ASSIGNMENT
Your response should reproduce every line of the entries that contains the word "Windows".

STORED DATA
=== Section Start ===

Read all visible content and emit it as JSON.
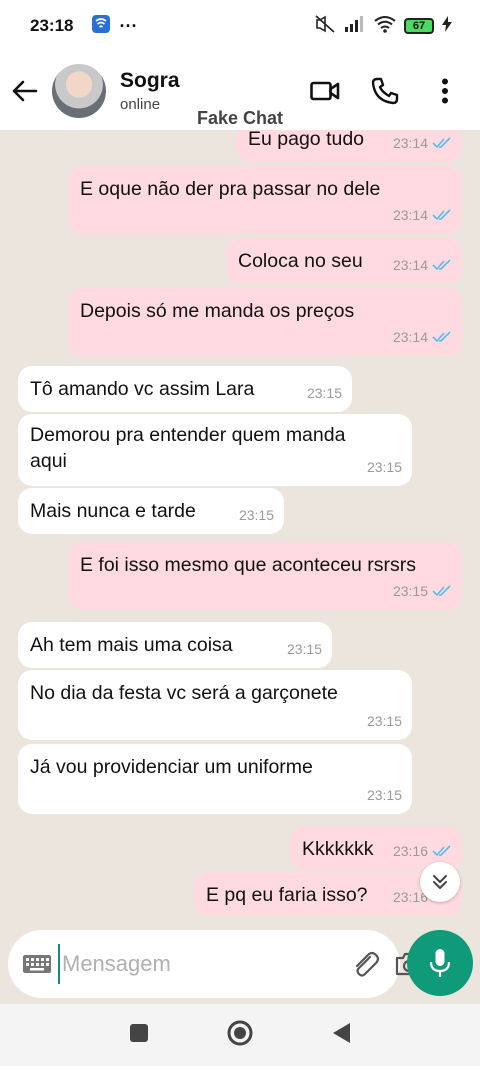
{
  "status_bar": {
    "time": "23:18",
    "dots": "···",
    "battery": "67"
  },
  "header": {
    "contact_name": "Sogra",
    "contact_status": "online",
    "watermark": "Fake Chat"
  },
  "messages": [
    {
      "dir": "out",
      "text": "Eu pago tudo",
      "time": "23:14"
    },
    {
      "dir": "out",
      "text": "E oque não der pra passar no dele",
      "time": "23:14"
    },
    {
      "dir": "out",
      "text": "Coloca no seu",
      "time": "23:14"
    },
    {
      "dir": "out",
      "text": "Depois só me manda os preços",
      "time": "23:14"
    },
    {
      "dir": "in",
      "text": "Tô amando vc assim Lara",
      "time": "23:15"
    },
    {
      "dir": "in",
      "text": "Demorou pra entender quem manda aqui",
      "time": "23:15"
    },
    {
      "dir": "in",
      "text": "Mais nunca e tarde",
      "time": "23:15"
    },
    {
      "dir": "out",
      "text": "E foi isso mesmo que aconteceu rsrsrs",
      "time": "23:15"
    },
    {
      "dir": "in",
      "text": "Ah tem mais uma coisa",
      "time": "23:15"
    },
    {
      "dir": "in",
      "text": "No dia da festa vc será a garçonete",
      "time": "23:15"
    },
    {
      "dir": "in",
      "text": "Já vou providenciar um uniforme",
      "time": "23:15"
    },
    {
      "dir": "out",
      "text": "Kkkkkkk",
      "time": "23:16"
    },
    {
      "dir": "out",
      "text": "E pq eu faria isso?",
      "time": "23:16"
    }
  ],
  "composer": {
    "placeholder": "Mensagem"
  },
  "colors": {
    "outgoing_bubble": "#ffdbe1",
    "incoming_bubble": "#ffffff",
    "tick_read": "#53bdeb",
    "accent": "#0f9b7a"
  }
}
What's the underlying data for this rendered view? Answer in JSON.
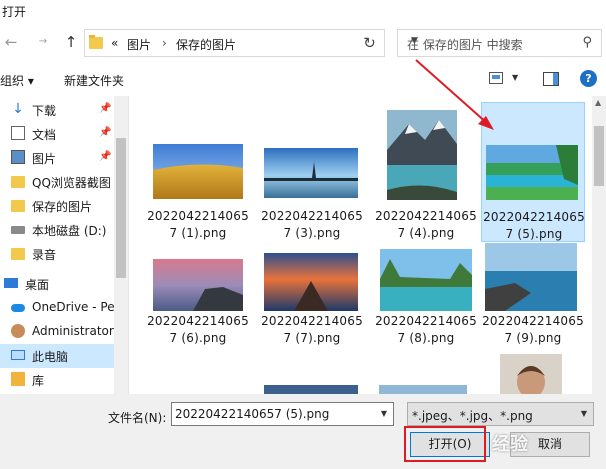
{
  "window": {
    "title": "打开"
  },
  "nav": {
    "back_icon": "arrow-left-icon",
    "forward_icon": "arrow-right-icon",
    "up_icon": "arrow-up-icon",
    "address": {
      "prefix": "«",
      "crumbs": [
        "图片",
        "保存的图片"
      ]
    },
    "search_placeholder": "在 保存的图片 中搜索"
  },
  "toolbar": {
    "organize": "组织 ▾",
    "new_folder": "新建文件夹"
  },
  "sidebar": {
    "items": [
      {
        "label": "下载",
        "icon": "download-icon",
        "pinned": true
      },
      {
        "label": "文档",
        "icon": "document-icon",
        "pinned": true
      },
      {
        "label": "图片",
        "icon": "pictures-icon",
        "pinned": true
      },
      {
        "label": "QQ浏览器截图",
        "icon": "folder-icon",
        "pinned": false
      },
      {
        "label": "保存的图片",
        "icon": "folder-icon",
        "pinned": false
      },
      {
        "label": "本地磁盘 (D:)",
        "icon": "drive-icon",
        "pinned": false
      },
      {
        "label": "录音",
        "icon": "folder-icon",
        "pinned": false
      },
      {
        "label": "桌面",
        "icon": "desktop-icon",
        "pinned": false
      },
      {
        "label": "OneDrive - Pe",
        "icon": "cloud-icon",
        "pinned": false
      },
      {
        "label": "Administrator",
        "icon": "user-icon",
        "pinned": false
      },
      {
        "label": "此电脑",
        "icon": "computer-icon",
        "pinned": false,
        "selected": true
      },
      {
        "label": "库",
        "icon": "library-icon",
        "pinned": false
      }
    ]
  },
  "files": [
    {
      "name": "20220422140657 (1).png",
      "line1": "2022042214065",
      "line2": "7 (1).png",
      "selected": false
    },
    {
      "name": "20220422140657 (3).png",
      "line1": "2022042214065",
      "line2": "7 (3).png",
      "selected": false
    },
    {
      "name": "20220422140657 (4).png",
      "line1": "2022042214065",
      "line2": "7 (4).png",
      "selected": false
    },
    {
      "name": "20220422140657 (5).png",
      "line1": "2022042214065",
      "line2": "7 (5).png",
      "selected": true
    },
    {
      "name": "20220422140657 (6).png",
      "line1": "2022042214065",
      "line2": "7 (6).png",
      "selected": false
    },
    {
      "name": "20220422140657 (7).png",
      "line1": "2022042214065",
      "line2": "7 (7).png",
      "selected": false
    },
    {
      "name": "20220422140657 (8).png",
      "line1": "2022042214065",
      "line2": "7 (8).png",
      "selected": false
    },
    {
      "name": "20220422140657 (9).png",
      "line1": "2022042214065",
      "line2": "7 (9).png",
      "selected": false
    }
  ],
  "bottom": {
    "filename_label": "文件名(N):",
    "filename_value": "20220422140657 (5).png",
    "filetype_value": "*.jpeg、*.jpg、*.png",
    "open_label": "打开(O)",
    "cancel_label": "取消"
  },
  "watermark": "经验"
}
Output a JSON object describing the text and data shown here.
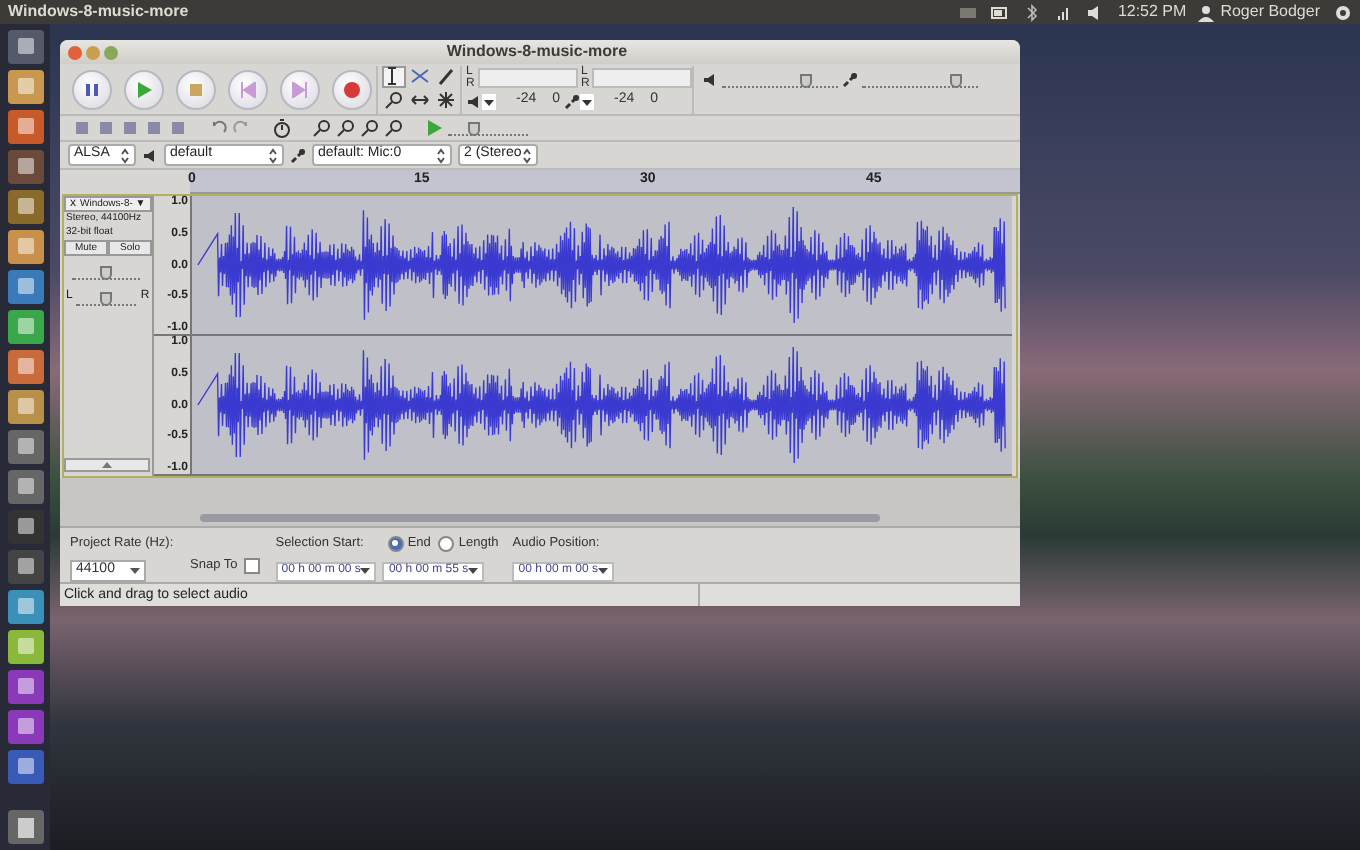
{
  "top_panel": {
    "app_title": "Windows-8-music-more",
    "time": "12:52 PM",
    "user": "Roger Bodger"
  },
  "window": {
    "title": "Windows-8-music-more"
  },
  "meters": {
    "record_channels": [
      "L",
      "R"
    ],
    "playback_channels": [
      "L",
      "R"
    ],
    "playback_ticks": [
      "-24",
      "0"
    ],
    "record_ticks": [
      "-24",
      "0"
    ]
  },
  "mixer": {
    "output": {
      "level": 0.75
    },
    "input": {
      "level": 0.85
    }
  },
  "play_at_speed": {
    "level": 0.3
  },
  "device": {
    "host": "ALSA",
    "output": "default",
    "input": "default: Mic:0",
    "channels": "2 (Stereo"
  },
  "ruler": [
    "0",
    "15",
    "30",
    "45"
  ],
  "track": {
    "close": "x",
    "name": "Windows-8-",
    "menu": "▼",
    "info": [
      "Stereo, 44100Hz",
      "32-bit float"
    ],
    "mute": "Mute",
    "solo": "Solo",
    "gain": {
      "level": 0.5
    },
    "pan_left": "L",
    "pan_right": "R",
    "pan": {
      "level": 0.5
    },
    "channels": [
      {
        "scale": [
          "1.0",
          "0.5",
          "0.0",
          "-0.5",
          "-1.0"
        ]
      },
      {
        "scale": [
          "1.0",
          "0.5",
          "0.0",
          "-0.5",
          "-1.0"
        ]
      }
    ]
  },
  "selection_bar": {
    "project_rate_label": "Project Rate (Hz):",
    "project_rate": "44100",
    "snap_label": "Snap To",
    "snap_checked": false,
    "selection_start_label": "Selection Start:",
    "modes": [
      {
        "label": "End",
        "selected": true
      },
      {
        "label": "Length",
        "selected": false
      }
    ],
    "start": "00 h 00 m 00 s",
    "end": "00 h 00 m 55 s",
    "audio_position_label": "Audio Position:",
    "audio_position": "00 h 00 m 00 s"
  },
  "status_bar": "Click and drag to select audio"
}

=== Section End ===

EXERCISE RESULT
    "app_title": "Windows-8-music-more",
    "title": "Windows-8-music-more"
    "name": "Windows-8-",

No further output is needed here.